Getting rid of moles in your lawn or garden can be a frustrating and fruitless chore even in the event that you know what you do. The multitude of misinformation and home-spun recommendations out there do not help matters either. People have used smoke bombs, red pepper, poison peanuts, razor blades, chewing gum, human hair, vibrating devices and long list of dangerous substances to find the moles out of their lawns. There’s very little evidence to support these methods. After years of trialing this method or that method I am of the conviction that there’s only one mole control strategy that works. Effective mole control consists of:
1. Effective mole traps
2. An excellent understanding of a moles behaviour and customs.
There are a variety of mole traps in the marketplace. The two most common styles are also the most effective. They work on the same premise as far as having a trap pan placed on the top side of the mole tunnel and striking when being pushed upward.
This plunger or harpoon style mole trap appears to be the most popular and available of the different varieties and is designed for being put on-top of the ground directly over the mole runway so that its supporting stakes straddle the tube and its spikes dip down and harpoon the mole as it pushes upward on the trigger pan.
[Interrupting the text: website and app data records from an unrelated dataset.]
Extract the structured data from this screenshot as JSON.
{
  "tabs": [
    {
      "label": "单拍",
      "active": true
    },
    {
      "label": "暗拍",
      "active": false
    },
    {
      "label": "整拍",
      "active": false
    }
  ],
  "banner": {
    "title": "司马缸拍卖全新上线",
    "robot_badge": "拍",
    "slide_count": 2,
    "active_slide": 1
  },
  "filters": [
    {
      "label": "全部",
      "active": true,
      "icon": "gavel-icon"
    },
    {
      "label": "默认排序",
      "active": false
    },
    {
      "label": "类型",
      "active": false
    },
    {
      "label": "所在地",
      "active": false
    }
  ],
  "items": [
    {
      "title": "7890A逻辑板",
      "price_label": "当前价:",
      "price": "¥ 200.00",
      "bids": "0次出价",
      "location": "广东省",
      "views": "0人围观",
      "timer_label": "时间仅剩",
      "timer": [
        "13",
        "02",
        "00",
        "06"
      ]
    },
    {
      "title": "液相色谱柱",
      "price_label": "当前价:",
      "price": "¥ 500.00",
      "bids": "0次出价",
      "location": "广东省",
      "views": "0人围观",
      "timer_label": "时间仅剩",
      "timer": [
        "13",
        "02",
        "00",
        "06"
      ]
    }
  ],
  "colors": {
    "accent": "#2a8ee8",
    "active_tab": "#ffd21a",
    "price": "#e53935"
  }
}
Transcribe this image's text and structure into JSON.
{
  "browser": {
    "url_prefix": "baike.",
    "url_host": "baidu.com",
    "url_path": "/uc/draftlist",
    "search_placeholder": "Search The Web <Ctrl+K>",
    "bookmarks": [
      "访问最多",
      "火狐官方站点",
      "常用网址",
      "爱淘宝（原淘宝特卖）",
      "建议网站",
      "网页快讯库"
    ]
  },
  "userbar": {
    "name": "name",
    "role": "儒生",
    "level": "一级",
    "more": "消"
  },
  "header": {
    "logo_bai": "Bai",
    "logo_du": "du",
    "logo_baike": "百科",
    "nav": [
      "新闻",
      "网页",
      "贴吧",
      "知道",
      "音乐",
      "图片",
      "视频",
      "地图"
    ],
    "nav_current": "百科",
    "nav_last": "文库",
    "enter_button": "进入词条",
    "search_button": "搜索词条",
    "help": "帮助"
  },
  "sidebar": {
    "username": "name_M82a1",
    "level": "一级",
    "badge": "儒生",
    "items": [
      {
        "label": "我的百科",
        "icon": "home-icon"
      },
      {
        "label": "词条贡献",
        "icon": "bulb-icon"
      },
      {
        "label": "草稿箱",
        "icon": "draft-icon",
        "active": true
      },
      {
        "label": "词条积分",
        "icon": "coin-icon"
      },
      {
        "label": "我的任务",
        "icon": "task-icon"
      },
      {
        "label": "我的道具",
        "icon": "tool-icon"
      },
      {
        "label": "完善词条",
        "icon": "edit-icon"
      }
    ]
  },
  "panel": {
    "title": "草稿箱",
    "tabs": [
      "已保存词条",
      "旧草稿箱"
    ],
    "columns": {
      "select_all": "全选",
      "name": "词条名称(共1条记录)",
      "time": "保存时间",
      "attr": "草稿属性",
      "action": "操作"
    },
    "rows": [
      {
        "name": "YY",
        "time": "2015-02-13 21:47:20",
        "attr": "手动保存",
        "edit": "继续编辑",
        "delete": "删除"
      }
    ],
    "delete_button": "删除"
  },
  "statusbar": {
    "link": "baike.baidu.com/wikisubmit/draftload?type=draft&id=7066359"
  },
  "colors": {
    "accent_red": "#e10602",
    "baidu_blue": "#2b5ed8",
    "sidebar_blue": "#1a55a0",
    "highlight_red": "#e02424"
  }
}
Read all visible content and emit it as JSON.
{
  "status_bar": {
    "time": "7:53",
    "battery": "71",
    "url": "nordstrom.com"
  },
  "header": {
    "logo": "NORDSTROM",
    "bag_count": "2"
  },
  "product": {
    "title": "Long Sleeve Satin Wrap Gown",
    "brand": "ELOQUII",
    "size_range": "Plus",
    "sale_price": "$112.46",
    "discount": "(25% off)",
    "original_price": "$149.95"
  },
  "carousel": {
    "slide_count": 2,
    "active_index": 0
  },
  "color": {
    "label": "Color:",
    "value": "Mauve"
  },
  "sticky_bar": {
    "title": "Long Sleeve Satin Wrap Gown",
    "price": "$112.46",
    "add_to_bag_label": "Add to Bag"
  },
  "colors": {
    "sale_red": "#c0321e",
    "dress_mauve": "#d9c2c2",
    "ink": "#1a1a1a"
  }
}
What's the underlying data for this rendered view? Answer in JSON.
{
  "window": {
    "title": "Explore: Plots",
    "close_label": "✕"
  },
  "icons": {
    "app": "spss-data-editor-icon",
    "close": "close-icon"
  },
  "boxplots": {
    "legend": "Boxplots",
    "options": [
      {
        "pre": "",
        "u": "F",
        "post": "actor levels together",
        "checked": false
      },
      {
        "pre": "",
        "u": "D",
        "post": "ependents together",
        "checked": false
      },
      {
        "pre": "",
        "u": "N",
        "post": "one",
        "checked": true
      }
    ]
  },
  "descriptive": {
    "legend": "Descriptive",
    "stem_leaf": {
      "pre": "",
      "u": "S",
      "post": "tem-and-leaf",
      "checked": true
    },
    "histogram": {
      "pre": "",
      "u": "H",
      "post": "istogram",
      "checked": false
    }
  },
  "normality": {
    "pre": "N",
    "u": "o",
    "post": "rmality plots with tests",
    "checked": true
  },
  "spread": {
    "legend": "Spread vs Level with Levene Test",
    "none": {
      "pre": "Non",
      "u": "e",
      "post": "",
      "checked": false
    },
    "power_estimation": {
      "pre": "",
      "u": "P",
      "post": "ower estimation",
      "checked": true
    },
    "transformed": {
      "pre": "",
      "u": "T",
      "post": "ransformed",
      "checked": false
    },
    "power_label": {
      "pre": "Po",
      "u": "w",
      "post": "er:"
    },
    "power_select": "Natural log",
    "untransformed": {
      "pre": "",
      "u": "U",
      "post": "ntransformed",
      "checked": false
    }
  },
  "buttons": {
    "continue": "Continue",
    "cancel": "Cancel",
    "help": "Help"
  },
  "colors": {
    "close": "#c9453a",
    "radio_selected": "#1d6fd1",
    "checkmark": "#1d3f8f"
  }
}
The scissor traps have big scissor-like blades which are inserted across the mole tunnel after pushing down a small area for the cause. When the mole excavates the collapsed part of the tube, the claws slam shut and kill the mole. These traps work well on the deeper main mole tunnels which are generally 8 to 12 inches below the surface.
Proper positioning of mole traps is the key to success or failure. This is where a good understanding of mole behavior and habits is vital.
The mole is a solitary and territorial animal. In reality there usually are only 2 – 3 moles per acre. This territorial nature is an integral element in mole control. After a mole is eliminated by trapping your lawn may soon be maintained by a neighboring mole searching for new grounds causing you to think your mole control plan isn’t working.
Moles make two types of tunnels. Mole hills are built as the mole digs deep runs and pushes soil up through the surface of the lawn.
The interconnecting trails visible above ground and just under the surface are feeding tunnels and might frequently be used only once. Deep tunnels are the mole’s highways which lead between feeding areas and living chambers. These deep tunnels are where the scissor trap really shines. Too find deeper tunnels use a stick and probe between or alongside fresh mounds. After the floor gives way, the rod has probably broken through the burrow.
Finding surface runways that are active will take you a bit more time. Start looking for good straight tunnels. Tunnels that are more likely to be active appear to be those linking feeding areas or those running adjacent to driveways, walks or garden borders. You’ll have to collapse a little area of many tunnels and mark the spots. Over the next couple days you’ll have to check to see which tunnels are re-expanded. These are the active tunnels and this is where you want to place your traps.
These traps do not know the difference between a mole and a hand. Be very careful. Follow the manufacturer’s directions and warnings. And most of all keep them out of the hands of a child and educate your children so that they know better than to play a set mole trap. You can also call Boynton Beach Raccoon Removal for help.